AIM OF THE TASK:
Copy out all the lines of the data precisely, omitting any pictures.

BEGIN

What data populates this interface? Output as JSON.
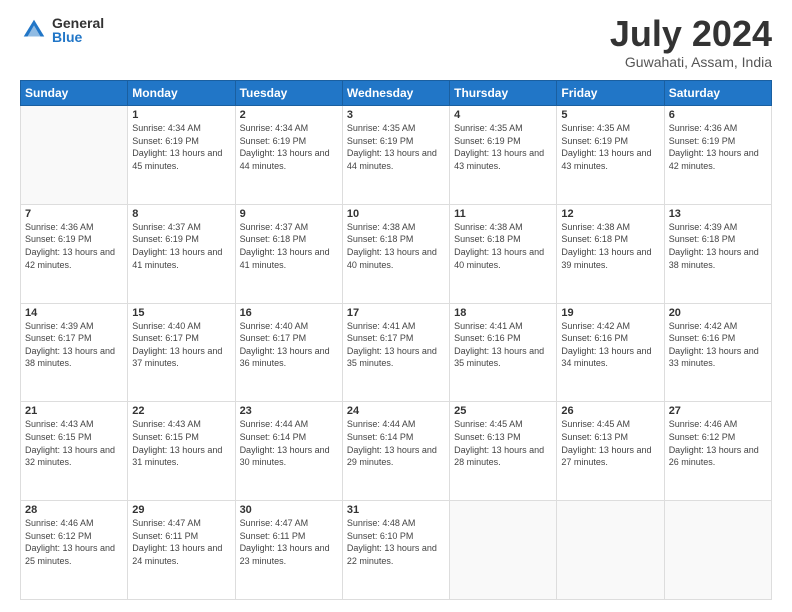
{
  "logo": {
    "general": "General",
    "blue": "Blue"
  },
  "title": "July 2024",
  "location": "Guwahati, Assam, India",
  "days_of_week": [
    "Sunday",
    "Monday",
    "Tuesday",
    "Wednesday",
    "Thursday",
    "Friday",
    "Saturday"
  ],
  "weeks": [
    [
      {
        "day": "",
        "sunrise": "",
        "sunset": "",
        "daylight": ""
      },
      {
        "day": "1",
        "sunrise": "Sunrise: 4:34 AM",
        "sunset": "Sunset: 6:19 PM",
        "daylight": "Daylight: 13 hours and 45 minutes."
      },
      {
        "day": "2",
        "sunrise": "Sunrise: 4:34 AM",
        "sunset": "Sunset: 6:19 PM",
        "daylight": "Daylight: 13 hours and 44 minutes."
      },
      {
        "day": "3",
        "sunrise": "Sunrise: 4:35 AM",
        "sunset": "Sunset: 6:19 PM",
        "daylight": "Daylight: 13 hours and 44 minutes."
      },
      {
        "day": "4",
        "sunrise": "Sunrise: 4:35 AM",
        "sunset": "Sunset: 6:19 PM",
        "daylight": "Daylight: 13 hours and 43 minutes."
      },
      {
        "day": "5",
        "sunrise": "Sunrise: 4:35 AM",
        "sunset": "Sunset: 6:19 PM",
        "daylight": "Daylight: 13 hours and 43 minutes."
      },
      {
        "day": "6",
        "sunrise": "Sunrise: 4:36 AM",
        "sunset": "Sunset: 6:19 PM",
        "daylight": "Daylight: 13 hours and 42 minutes."
      }
    ],
    [
      {
        "day": "7",
        "sunrise": "Sunrise: 4:36 AM",
        "sunset": "Sunset: 6:19 PM",
        "daylight": "Daylight: 13 hours and 42 minutes."
      },
      {
        "day": "8",
        "sunrise": "Sunrise: 4:37 AM",
        "sunset": "Sunset: 6:19 PM",
        "daylight": "Daylight: 13 hours and 41 minutes."
      },
      {
        "day": "9",
        "sunrise": "Sunrise: 4:37 AM",
        "sunset": "Sunset: 6:18 PM",
        "daylight": "Daylight: 13 hours and 41 minutes."
      },
      {
        "day": "10",
        "sunrise": "Sunrise: 4:38 AM",
        "sunset": "Sunset: 6:18 PM",
        "daylight": "Daylight: 13 hours and 40 minutes."
      },
      {
        "day": "11",
        "sunrise": "Sunrise: 4:38 AM",
        "sunset": "Sunset: 6:18 PM",
        "daylight": "Daylight: 13 hours and 40 minutes."
      },
      {
        "day": "12",
        "sunrise": "Sunrise: 4:38 AM",
        "sunset": "Sunset: 6:18 PM",
        "daylight": "Daylight: 13 hours and 39 minutes."
      },
      {
        "day": "13",
        "sunrise": "Sunrise: 4:39 AM",
        "sunset": "Sunset: 6:18 PM",
        "daylight": "Daylight: 13 hours and 38 minutes."
      }
    ],
    [
      {
        "day": "14",
        "sunrise": "Sunrise: 4:39 AM",
        "sunset": "Sunset: 6:17 PM",
        "daylight": "Daylight: 13 hours and 38 minutes."
      },
      {
        "day": "15",
        "sunrise": "Sunrise: 4:40 AM",
        "sunset": "Sunset: 6:17 PM",
        "daylight": "Daylight: 13 hours and 37 minutes."
      },
      {
        "day": "16",
        "sunrise": "Sunrise: 4:40 AM",
        "sunset": "Sunset: 6:17 PM",
        "daylight": "Daylight: 13 hours and 36 minutes."
      },
      {
        "day": "17",
        "sunrise": "Sunrise: 4:41 AM",
        "sunset": "Sunset: 6:17 PM",
        "daylight": "Daylight: 13 hours and 35 minutes."
      },
      {
        "day": "18",
        "sunrise": "Sunrise: 4:41 AM",
        "sunset": "Sunset: 6:16 PM",
        "daylight": "Daylight: 13 hours and 35 minutes."
      },
      {
        "day": "19",
        "sunrise": "Sunrise: 4:42 AM",
        "sunset": "Sunset: 6:16 PM",
        "daylight": "Daylight: 13 hours and 34 minutes."
      },
      {
        "day": "20",
        "sunrise": "Sunrise: 4:42 AM",
        "sunset": "Sunset: 6:16 PM",
        "daylight": "Daylight: 13 hours and 33 minutes."
      }
    ],
    [
      {
        "day": "21",
        "sunrise": "Sunrise: 4:43 AM",
        "sunset": "Sunset: 6:15 PM",
        "daylight": "Daylight: 13 hours and 32 minutes."
      },
      {
        "day": "22",
        "sunrise": "Sunrise: 4:43 AM",
        "sunset": "Sunset: 6:15 PM",
        "daylight": "Daylight: 13 hours and 31 minutes."
      },
      {
        "day": "23",
        "sunrise": "Sunrise: 4:44 AM",
        "sunset": "Sunset: 6:14 PM",
        "daylight": "Daylight: 13 hours and 30 minutes."
      },
      {
        "day": "24",
        "sunrise": "Sunrise: 4:44 AM",
        "sunset": "Sunset: 6:14 PM",
        "daylight": "Daylight: 13 hours and 29 minutes."
      },
      {
        "day": "25",
        "sunrise": "Sunrise: 4:45 AM",
        "sunset": "Sunset: 6:13 PM",
        "daylight": "Daylight: 13 hours and 28 minutes."
      },
      {
        "day": "26",
        "sunrise": "Sunrise: 4:45 AM",
        "sunset": "Sunset: 6:13 PM",
        "daylight": "Daylight: 13 hours and 27 minutes."
      },
      {
        "day": "27",
        "sunrise": "Sunrise: 4:46 AM",
        "sunset": "Sunset: 6:12 PM",
        "daylight": "Daylight: 13 hours and 26 minutes."
      }
    ],
    [
      {
        "day": "28",
        "sunrise": "Sunrise: 4:46 AM",
        "sunset": "Sunset: 6:12 PM",
        "daylight": "Daylight: 13 hours and 25 minutes."
      },
      {
        "day": "29",
        "sunrise": "Sunrise: 4:47 AM",
        "sunset": "Sunset: 6:11 PM",
        "daylight": "Daylight: 13 hours and 24 minutes."
      },
      {
        "day": "30",
        "sunrise": "Sunrise: 4:47 AM",
        "sunset": "Sunset: 6:11 PM",
        "daylight": "Daylight: 13 hours and 23 minutes."
      },
      {
        "day": "31",
        "sunrise": "Sunrise: 4:48 AM",
        "sunset": "Sunset: 6:10 PM",
        "daylight": "Daylight: 13 hours and 22 minutes."
      },
      {
        "day": "",
        "sunrise": "",
        "sunset": "",
        "daylight": ""
      },
      {
        "day": "",
        "sunrise": "",
        "sunset": "",
        "daylight": ""
      },
      {
        "day": "",
        "sunrise": "",
        "sunset": "",
        "daylight": ""
      }
    ]
  ]
}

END

ANSWER SECTION:
What data populates this interface? Output as JSON.
{
  "logo": {
    "general": "General",
    "blue": "Blue"
  },
  "title": "July 2024",
  "location": "Guwahati, Assam, India",
  "days_of_week": [
    "Sunday",
    "Monday",
    "Tuesday",
    "Wednesday",
    "Thursday",
    "Friday",
    "Saturday"
  ],
  "weeks": [
    [
      {
        "day": "",
        "sunrise": "",
        "sunset": "",
        "daylight": ""
      },
      {
        "day": "1",
        "sunrise": "Sunrise: 4:34 AM",
        "sunset": "Sunset: 6:19 PM",
        "daylight": "Daylight: 13 hours and 45 minutes."
      },
      {
        "day": "2",
        "sunrise": "Sunrise: 4:34 AM",
        "sunset": "Sunset: 6:19 PM",
        "daylight": "Daylight: 13 hours and 44 minutes."
      },
      {
        "day": "3",
        "sunrise": "Sunrise: 4:35 AM",
        "sunset": "Sunset: 6:19 PM",
        "daylight": "Daylight: 13 hours and 44 minutes."
      },
      {
        "day": "4",
        "sunrise": "Sunrise: 4:35 AM",
        "sunset": "Sunset: 6:19 PM",
        "daylight": "Daylight: 13 hours and 43 minutes."
      },
      {
        "day": "5",
        "sunrise": "Sunrise: 4:35 AM",
        "sunset": "Sunset: 6:19 PM",
        "daylight": "Daylight: 13 hours and 43 minutes."
      },
      {
        "day": "6",
        "sunrise": "Sunrise: 4:36 AM",
        "sunset": "Sunset: 6:19 PM",
        "daylight": "Daylight: 13 hours and 42 minutes."
      }
    ],
    [
      {
        "day": "7",
        "sunrise": "Sunrise: 4:36 AM",
        "sunset": "Sunset: 6:19 PM",
        "daylight": "Daylight: 13 hours and 42 minutes."
      },
      {
        "day": "8",
        "sunrise": "Sunrise: 4:37 AM",
        "sunset": "Sunset: 6:19 PM",
        "daylight": "Daylight: 13 hours and 41 minutes."
      },
      {
        "day": "9",
        "sunrise": "Sunrise: 4:37 AM",
        "sunset": "Sunset: 6:18 PM",
        "daylight": "Daylight: 13 hours and 41 minutes."
      },
      {
        "day": "10",
        "sunrise": "Sunrise: 4:38 AM",
        "sunset": "Sunset: 6:18 PM",
        "daylight": "Daylight: 13 hours and 40 minutes."
      },
      {
        "day": "11",
        "sunrise": "Sunrise: 4:38 AM",
        "sunset": "Sunset: 6:18 PM",
        "daylight": "Daylight: 13 hours and 40 minutes."
      },
      {
        "day": "12",
        "sunrise": "Sunrise: 4:38 AM",
        "sunset": "Sunset: 6:18 PM",
        "daylight": "Daylight: 13 hours and 39 minutes."
      },
      {
        "day": "13",
        "sunrise": "Sunrise: 4:39 AM",
        "sunset": "Sunset: 6:18 PM",
        "daylight": "Daylight: 13 hours and 38 minutes."
      }
    ],
    [
      {
        "day": "14",
        "sunrise": "Sunrise: 4:39 AM",
        "sunset": "Sunset: 6:17 PM",
        "daylight": "Daylight: 13 hours and 38 minutes."
      },
      {
        "day": "15",
        "sunrise": "Sunrise: 4:40 AM",
        "sunset": "Sunset: 6:17 PM",
        "daylight": "Daylight: 13 hours and 37 minutes."
      },
      {
        "day": "16",
        "sunrise": "Sunrise: 4:40 AM",
        "sunset": "Sunset: 6:17 PM",
        "daylight": "Daylight: 13 hours and 36 minutes."
      },
      {
        "day": "17",
        "sunrise": "Sunrise: 4:41 AM",
        "sunset": "Sunset: 6:17 PM",
        "daylight": "Daylight: 13 hours and 35 minutes."
      },
      {
        "day": "18",
        "sunrise": "Sunrise: 4:41 AM",
        "sunset": "Sunset: 6:16 PM",
        "daylight": "Daylight: 13 hours and 35 minutes."
      },
      {
        "day": "19",
        "sunrise": "Sunrise: 4:42 AM",
        "sunset": "Sunset: 6:16 PM",
        "daylight": "Daylight: 13 hours and 34 minutes."
      },
      {
        "day": "20",
        "sunrise": "Sunrise: 4:42 AM",
        "sunset": "Sunset: 6:16 PM",
        "daylight": "Daylight: 13 hours and 33 minutes."
      }
    ],
    [
      {
        "day": "21",
        "sunrise": "Sunrise: 4:43 AM",
        "sunset": "Sunset: 6:15 PM",
        "daylight": "Daylight: 13 hours and 32 minutes."
      },
      {
        "day": "22",
        "sunrise": "Sunrise: 4:43 AM",
        "sunset": "Sunset: 6:15 PM",
        "daylight": "Daylight: 13 hours and 31 minutes."
      },
      {
        "day": "23",
        "sunrise": "Sunrise: 4:44 AM",
        "sunset": "Sunset: 6:14 PM",
        "daylight": "Daylight: 13 hours and 30 minutes."
      },
      {
        "day": "24",
        "sunrise": "Sunrise: 4:44 AM",
        "sunset": "Sunset: 6:14 PM",
        "daylight": "Daylight: 13 hours and 29 minutes."
      },
      {
        "day": "25",
        "sunrise": "Sunrise: 4:45 AM",
        "sunset": "Sunset: 6:13 PM",
        "daylight": "Daylight: 13 hours and 28 minutes."
      },
      {
        "day": "26",
        "sunrise": "Sunrise: 4:45 AM",
        "sunset": "Sunset: 6:13 PM",
        "daylight": "Daylight: 13 hours and 27 minutes."
      },
      {
        "day": "27",
        "sunrise": "Sunrise: 4:46 AM",
        "sunset": "Sunset: 6:12 PM",
        "daylight": "Daylight: 13 hours and 26 minutes."
      }
    ],
    [
      {
        "day": "28",
        "sunrise": "Sunrise: 4:46 AM",
        "sunset": "Sunset: 6:12 PM",
        "daylight": "Daylight: 13 hours and 25 minutes."
      },
      {
        "day": "29",
        "sunrise": "Sunrise: 4:47 AM",
        "sunset": "Sunset: 6:11 PM",
        "daylight": "Daylight: 13 hours and 24 minutes."
      },
      {
        "day": "30",
        "sunrise": "Sunrise: 4:47 AM",
        "sunset": "Sunset: 6:11 PM",
        "daylight": "Daylight: 13 hours and 23 minutes."
      },
      {
        "day": "31",
        "sunrise": "Sunrise: 4:48 AM",
        "sunset": "Sunset: 6:10 PM",
        "daylight": "Daylight: 13 hours and 22 minutes."
      },
      {
        "day": "",
        "sunrise": "",
        "sunset": "",
        "daylight": ""
      },
      {
        "day": "",
        "sunrise": "",
        "sunset": "",
        "daylight": ""
      },
      {
        "day": "",
        "sunrise": "",
        "sunset": "",
        "daylight": ""
      }
    ]
  ]
}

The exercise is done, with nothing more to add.